Web page and app entries
┌────────
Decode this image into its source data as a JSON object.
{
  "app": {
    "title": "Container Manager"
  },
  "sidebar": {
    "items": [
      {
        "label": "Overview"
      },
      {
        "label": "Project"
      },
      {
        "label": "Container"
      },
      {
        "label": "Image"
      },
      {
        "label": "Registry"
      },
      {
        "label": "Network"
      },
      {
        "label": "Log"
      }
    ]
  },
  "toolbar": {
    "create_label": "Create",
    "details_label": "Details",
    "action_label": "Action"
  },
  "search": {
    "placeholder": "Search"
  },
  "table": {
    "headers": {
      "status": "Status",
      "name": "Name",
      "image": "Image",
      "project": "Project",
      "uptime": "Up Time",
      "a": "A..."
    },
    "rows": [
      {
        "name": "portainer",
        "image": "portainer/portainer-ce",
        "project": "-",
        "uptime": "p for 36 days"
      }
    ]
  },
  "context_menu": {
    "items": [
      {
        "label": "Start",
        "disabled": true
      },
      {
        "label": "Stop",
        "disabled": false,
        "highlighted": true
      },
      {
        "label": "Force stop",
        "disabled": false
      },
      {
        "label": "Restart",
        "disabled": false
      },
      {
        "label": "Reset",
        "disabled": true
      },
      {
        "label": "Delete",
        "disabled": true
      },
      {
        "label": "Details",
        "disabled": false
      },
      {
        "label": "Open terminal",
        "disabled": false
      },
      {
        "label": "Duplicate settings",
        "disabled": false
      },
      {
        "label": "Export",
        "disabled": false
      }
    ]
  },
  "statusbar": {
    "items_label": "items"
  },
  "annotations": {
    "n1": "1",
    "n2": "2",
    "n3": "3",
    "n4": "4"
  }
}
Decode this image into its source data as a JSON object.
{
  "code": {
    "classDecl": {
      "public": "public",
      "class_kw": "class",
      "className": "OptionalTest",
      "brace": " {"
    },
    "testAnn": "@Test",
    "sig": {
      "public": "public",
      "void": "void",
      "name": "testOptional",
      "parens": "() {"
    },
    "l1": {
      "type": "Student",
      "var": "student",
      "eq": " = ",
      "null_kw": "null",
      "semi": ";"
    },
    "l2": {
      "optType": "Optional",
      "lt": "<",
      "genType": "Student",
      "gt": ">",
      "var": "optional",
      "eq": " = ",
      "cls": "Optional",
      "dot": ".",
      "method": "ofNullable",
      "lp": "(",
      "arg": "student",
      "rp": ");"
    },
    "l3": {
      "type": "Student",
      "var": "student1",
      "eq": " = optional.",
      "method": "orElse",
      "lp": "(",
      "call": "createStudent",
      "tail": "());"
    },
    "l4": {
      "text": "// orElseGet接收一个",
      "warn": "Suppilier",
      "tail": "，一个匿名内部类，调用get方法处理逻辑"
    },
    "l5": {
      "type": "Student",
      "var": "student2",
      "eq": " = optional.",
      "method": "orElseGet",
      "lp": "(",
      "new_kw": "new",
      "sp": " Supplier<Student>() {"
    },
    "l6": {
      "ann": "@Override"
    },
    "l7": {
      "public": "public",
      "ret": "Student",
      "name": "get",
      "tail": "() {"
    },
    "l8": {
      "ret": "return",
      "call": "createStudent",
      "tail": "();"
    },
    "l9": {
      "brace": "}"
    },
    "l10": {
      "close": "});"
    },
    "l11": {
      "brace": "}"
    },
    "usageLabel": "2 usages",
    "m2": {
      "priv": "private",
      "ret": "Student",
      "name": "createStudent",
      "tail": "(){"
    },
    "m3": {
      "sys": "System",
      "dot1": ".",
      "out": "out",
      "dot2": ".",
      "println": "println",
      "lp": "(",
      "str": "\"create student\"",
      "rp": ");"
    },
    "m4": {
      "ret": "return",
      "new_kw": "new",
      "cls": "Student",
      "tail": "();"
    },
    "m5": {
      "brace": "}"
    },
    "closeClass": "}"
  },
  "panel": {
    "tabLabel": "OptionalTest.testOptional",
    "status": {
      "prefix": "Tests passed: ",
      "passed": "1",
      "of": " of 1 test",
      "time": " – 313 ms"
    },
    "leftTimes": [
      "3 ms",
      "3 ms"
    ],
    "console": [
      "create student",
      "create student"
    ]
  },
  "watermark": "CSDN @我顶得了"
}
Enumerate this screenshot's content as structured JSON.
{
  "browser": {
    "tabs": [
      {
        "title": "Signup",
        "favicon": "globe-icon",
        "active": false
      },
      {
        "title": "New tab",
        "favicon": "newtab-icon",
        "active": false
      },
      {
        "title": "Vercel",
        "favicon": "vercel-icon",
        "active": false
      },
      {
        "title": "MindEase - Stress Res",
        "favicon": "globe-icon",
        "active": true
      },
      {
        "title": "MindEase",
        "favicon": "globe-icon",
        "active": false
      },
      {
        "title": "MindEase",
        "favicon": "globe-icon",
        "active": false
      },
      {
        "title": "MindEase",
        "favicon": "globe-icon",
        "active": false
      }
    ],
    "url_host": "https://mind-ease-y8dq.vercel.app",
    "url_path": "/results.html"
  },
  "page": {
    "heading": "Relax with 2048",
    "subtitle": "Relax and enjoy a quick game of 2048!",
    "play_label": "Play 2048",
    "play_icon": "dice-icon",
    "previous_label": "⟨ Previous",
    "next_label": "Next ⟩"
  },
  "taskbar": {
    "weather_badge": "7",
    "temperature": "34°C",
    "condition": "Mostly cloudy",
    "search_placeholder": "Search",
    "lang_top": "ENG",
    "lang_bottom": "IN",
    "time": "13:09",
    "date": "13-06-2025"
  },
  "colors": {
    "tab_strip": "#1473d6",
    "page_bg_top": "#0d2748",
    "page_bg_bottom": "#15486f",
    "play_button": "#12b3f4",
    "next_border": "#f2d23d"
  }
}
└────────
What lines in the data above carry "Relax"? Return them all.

    "heading": "Relax with 2048",
    "subtitle": "Relax and enjoy a quick game of 2048!",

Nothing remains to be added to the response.